_Exercise brief:_ Filter task. Return each line of the material that holds the string "image".
-------
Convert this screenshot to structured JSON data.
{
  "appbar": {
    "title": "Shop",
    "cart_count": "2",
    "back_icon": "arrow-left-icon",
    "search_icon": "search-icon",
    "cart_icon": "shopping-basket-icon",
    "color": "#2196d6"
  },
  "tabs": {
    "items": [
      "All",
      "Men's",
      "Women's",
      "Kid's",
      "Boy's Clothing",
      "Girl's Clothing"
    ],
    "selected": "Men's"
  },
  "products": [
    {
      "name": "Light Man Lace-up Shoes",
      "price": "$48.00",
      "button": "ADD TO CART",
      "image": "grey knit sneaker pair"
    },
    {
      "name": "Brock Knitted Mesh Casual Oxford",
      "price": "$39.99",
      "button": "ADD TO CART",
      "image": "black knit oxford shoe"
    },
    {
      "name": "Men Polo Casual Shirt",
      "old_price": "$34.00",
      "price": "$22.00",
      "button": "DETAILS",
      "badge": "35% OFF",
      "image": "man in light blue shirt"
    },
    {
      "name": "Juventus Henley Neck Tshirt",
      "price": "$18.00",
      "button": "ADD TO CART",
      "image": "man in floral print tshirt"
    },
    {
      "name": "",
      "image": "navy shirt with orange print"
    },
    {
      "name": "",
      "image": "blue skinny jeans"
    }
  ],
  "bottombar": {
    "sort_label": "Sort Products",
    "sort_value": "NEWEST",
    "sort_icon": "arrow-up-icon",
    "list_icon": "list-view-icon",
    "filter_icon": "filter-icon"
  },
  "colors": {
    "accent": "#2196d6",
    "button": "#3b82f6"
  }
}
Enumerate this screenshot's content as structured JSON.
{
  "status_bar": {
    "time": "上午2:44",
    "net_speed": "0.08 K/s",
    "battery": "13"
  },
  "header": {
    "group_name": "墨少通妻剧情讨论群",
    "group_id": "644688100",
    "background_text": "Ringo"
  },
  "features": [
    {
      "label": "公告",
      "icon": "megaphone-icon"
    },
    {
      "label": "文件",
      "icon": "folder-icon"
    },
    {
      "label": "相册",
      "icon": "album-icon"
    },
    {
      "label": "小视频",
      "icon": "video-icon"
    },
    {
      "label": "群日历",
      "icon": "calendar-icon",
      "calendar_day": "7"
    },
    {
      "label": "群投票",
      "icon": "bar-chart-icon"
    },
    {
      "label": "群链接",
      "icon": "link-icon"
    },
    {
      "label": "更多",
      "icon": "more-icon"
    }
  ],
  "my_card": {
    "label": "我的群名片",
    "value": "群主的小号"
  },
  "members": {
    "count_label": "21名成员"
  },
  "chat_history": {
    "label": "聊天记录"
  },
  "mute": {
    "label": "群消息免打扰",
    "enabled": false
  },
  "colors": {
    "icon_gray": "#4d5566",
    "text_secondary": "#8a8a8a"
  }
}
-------
_Result of the exercise:_
      "image": "grey knit sneaker pair"
      "image": "black knit oxford shoe"
      "image": "man in light blue shirt"
      "image": "man in floral print tshirt"
      "image": "navy shirt with orange print"
      "image": "blue skinny jeans"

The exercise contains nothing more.